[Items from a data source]
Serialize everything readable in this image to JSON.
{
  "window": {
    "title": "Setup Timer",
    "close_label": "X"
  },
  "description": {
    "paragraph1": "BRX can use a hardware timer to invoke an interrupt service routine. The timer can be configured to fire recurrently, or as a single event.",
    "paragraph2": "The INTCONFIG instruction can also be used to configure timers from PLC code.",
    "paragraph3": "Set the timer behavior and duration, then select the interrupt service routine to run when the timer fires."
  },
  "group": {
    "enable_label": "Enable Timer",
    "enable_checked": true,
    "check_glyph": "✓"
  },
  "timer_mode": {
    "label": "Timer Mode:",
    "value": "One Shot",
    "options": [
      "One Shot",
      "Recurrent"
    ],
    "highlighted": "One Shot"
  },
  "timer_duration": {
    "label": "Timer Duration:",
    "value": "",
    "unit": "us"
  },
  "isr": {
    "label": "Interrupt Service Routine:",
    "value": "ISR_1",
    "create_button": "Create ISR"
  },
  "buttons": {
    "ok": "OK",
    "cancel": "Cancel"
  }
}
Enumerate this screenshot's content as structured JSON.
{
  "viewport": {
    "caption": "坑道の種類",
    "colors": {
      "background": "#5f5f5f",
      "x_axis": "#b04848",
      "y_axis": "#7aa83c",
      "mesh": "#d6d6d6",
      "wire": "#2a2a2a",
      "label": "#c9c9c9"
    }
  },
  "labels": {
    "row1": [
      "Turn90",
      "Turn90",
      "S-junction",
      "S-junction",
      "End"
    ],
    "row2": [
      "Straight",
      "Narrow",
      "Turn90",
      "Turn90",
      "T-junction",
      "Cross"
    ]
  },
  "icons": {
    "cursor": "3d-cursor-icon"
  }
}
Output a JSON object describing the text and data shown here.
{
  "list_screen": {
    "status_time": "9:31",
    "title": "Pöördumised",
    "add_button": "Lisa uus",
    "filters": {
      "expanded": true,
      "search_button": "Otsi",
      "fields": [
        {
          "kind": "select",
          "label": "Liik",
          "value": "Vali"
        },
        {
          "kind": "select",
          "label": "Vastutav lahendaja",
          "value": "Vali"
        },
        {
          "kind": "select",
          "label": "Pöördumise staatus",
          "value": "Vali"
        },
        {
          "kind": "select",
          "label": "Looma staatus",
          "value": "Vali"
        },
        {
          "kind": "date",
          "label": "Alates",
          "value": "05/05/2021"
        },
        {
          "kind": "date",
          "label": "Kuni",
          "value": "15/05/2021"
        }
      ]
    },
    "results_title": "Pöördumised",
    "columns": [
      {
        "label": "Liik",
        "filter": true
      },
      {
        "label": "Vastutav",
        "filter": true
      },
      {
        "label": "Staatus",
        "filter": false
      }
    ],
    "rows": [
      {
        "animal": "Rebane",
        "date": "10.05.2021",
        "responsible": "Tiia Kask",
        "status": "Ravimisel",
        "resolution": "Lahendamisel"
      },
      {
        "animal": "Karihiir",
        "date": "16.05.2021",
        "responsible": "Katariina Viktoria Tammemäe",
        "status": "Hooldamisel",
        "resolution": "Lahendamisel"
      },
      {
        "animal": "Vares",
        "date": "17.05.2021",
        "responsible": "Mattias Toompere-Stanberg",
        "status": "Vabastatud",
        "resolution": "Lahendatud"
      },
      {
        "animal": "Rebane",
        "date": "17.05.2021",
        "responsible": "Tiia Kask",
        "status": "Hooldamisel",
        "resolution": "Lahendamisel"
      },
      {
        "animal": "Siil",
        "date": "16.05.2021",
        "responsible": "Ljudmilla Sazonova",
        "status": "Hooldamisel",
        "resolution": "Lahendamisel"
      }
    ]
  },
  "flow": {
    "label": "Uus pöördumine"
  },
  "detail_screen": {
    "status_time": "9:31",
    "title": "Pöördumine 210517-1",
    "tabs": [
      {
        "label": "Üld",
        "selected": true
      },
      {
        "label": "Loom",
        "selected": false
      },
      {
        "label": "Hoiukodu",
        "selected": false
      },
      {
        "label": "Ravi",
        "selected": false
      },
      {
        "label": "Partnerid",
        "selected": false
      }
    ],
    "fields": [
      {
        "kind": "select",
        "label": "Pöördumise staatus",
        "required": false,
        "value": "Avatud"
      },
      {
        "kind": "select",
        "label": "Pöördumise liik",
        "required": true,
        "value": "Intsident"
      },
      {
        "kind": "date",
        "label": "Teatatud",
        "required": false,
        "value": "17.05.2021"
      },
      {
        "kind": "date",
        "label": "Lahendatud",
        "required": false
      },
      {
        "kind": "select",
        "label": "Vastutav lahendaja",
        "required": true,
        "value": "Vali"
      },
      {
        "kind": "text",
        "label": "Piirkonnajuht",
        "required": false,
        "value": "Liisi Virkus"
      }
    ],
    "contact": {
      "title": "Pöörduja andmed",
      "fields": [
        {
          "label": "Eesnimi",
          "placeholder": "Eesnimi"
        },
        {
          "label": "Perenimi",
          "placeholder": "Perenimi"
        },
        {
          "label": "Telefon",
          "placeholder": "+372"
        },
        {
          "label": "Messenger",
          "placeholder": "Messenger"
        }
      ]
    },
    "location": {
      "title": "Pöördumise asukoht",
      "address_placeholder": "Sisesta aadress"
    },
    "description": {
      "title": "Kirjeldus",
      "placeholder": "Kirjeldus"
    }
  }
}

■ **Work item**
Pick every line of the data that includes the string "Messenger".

■ **Result of the task**
          "label": "Messenger",
          "placeholder": "Messenger"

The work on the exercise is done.